Ivelisse Rodriguez’s debut short story collection is Love War Stories (Feminist Press, 2018), a 2019 PEN/Faulkner finalist and a 2018 Foreword Reviews INDIES finalist. She is the founder and editor of an interview series focused on contemporary Puerto Rican writers. She earned an MFA in creative writing from Emerson College and a Ph.D. in English-Creative Writing from the University of Illinois at Chicago. She currently lives in NC with her beloved Lhasa Apso, Chocolatte Rodriguez. To learn more about Rodriguez, visit: www.ivelisserodriguez.com.
You’ve written your first manuscript. Read it. Read it a hundred more times. Probably reread it until your eyes ache and the words blur on the page. You know every page by heart. Now what? Join authors Ivelisse Rodriguez, Vanessa Hua, and Andrea Avery as they talk about what to do with your first book, what to expect in looking for a publisher, and how to get started on your second manuscript.
Much writing guidance advises us to just sit down and write. But that sage advice doesn't always deal with the reality of what prevents us from writing. It's often not as simple as a butt not being in the chair. Rather, the anxiety that permeates us when we sit down to write is what prevents us from approaching the blank page. In this session, we will focus on writing through our fear and the negative emotions that too often thwart us. We will utilize goal-setting, journaling, and outlining, among other strategies, to write in spite of the dread that shows up at our writing desk.
It is in the middle of my third week working at Columbia Law School’s career services office when he finally comes in. I’m standing in front of the brown filing cabinet—the one that has a dent in the top right corner because a law student flipped out a few years ago and threw one of those heavy-ass case law books at it—and I smell his cologne. Obsession. And when I turn around, there he is. David.
My heart remains flatlined, my anger, like his, is private. I had made half-hearted attempts to find him. Vanessa, my old college roommate, told me he had transferred to Columbia as an L2. When we were undergrads here, I was pleased that he hadn’t been accepted into a first-tier law school. Things would not be well for him either. I walked around campus hoping to spot him, but I knew sooner or later he’d have to come in here.
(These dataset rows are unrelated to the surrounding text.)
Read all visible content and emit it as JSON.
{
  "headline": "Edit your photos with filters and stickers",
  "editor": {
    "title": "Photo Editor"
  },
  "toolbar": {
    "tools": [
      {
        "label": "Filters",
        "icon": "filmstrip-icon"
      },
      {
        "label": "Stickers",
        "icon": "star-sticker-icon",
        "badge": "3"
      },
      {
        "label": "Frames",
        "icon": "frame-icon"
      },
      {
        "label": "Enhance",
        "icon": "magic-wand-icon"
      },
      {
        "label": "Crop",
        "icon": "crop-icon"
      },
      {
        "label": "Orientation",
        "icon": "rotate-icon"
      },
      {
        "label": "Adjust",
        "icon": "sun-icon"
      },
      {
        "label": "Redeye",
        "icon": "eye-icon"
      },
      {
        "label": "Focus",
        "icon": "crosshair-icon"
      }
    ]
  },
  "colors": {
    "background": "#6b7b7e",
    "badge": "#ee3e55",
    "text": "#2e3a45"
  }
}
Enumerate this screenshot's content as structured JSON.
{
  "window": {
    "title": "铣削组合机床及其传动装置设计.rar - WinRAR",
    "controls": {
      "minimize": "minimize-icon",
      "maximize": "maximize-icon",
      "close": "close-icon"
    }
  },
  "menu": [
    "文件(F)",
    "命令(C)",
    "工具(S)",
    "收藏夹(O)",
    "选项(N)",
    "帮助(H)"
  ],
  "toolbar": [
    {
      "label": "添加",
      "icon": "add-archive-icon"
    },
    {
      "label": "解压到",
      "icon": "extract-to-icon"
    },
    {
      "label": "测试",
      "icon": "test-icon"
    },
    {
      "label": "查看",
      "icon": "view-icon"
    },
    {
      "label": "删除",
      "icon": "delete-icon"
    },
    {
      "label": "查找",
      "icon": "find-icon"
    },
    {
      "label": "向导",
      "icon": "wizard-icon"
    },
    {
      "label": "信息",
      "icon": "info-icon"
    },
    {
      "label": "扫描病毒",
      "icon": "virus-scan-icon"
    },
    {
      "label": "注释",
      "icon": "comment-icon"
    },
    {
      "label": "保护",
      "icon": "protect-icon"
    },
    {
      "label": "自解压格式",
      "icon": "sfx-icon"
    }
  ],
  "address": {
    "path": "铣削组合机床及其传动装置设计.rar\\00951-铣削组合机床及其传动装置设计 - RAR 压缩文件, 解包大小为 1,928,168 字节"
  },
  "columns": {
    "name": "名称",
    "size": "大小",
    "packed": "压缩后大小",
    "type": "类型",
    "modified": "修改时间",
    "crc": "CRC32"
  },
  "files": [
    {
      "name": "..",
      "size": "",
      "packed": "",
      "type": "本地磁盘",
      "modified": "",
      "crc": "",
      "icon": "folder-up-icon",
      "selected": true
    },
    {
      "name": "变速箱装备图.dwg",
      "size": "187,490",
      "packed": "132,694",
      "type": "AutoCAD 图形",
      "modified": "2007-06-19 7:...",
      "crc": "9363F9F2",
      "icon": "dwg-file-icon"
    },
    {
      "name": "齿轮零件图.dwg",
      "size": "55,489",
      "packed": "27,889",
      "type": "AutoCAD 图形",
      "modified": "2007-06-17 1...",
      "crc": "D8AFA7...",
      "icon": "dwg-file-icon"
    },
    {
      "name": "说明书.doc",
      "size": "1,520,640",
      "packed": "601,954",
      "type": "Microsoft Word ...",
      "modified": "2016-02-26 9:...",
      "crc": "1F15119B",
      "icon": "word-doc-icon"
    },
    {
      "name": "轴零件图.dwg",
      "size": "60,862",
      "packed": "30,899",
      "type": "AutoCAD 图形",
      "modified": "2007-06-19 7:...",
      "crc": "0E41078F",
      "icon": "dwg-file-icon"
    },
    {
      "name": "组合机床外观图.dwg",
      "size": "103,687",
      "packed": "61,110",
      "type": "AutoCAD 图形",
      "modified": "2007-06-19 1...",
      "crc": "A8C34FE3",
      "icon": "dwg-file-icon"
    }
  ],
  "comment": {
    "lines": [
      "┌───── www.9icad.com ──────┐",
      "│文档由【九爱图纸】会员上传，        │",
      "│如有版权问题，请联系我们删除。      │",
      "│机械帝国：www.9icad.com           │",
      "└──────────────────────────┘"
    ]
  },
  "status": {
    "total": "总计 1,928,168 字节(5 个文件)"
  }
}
He stands in front of me now, and all I want to do is catalogue how much he’s changed...
Maureen Langloss: Love War Stories strikes me as a political and feminist text, but your stories are not the least bit didactic. Can you talk about how you achieved that balance? Do you have any advice for our readers who would like to write fiction about gender, class, race, and power that isn’t heavy-handed and is still literary?
Ivelisse Rodriguez: I cringe when I read didactic stories—didacticism takes you out of the story. So I think ferreting out anything that sounds preachy in your stories is partly a craft issue. No one wants a lecture with her/his/their story. I am listening to a podcast now and the podcaster made a point to add social commentary to her tales of true crime. I want my murder without a lesson. So I achieve a balance by constantly asking myself if this is too didactic... And I whittle down the words until they are didactic no more. For anyone writing about the above issues, they need to know that good literary fiction should seamlessly weave in political stances. And if the need to lecture is greater than writing well, then fiction is not the best genre for them. Why not write non-fiction instead?
This is the short story collection I've been waiting for. Love War Stories arrests the heart with its stunning exploration of women who are put through a kind of hell in their determination to find true love. Hilarious at times even in the midst of the tragic and heartbreaking, Love War Stories is extraordinary. Punto y final.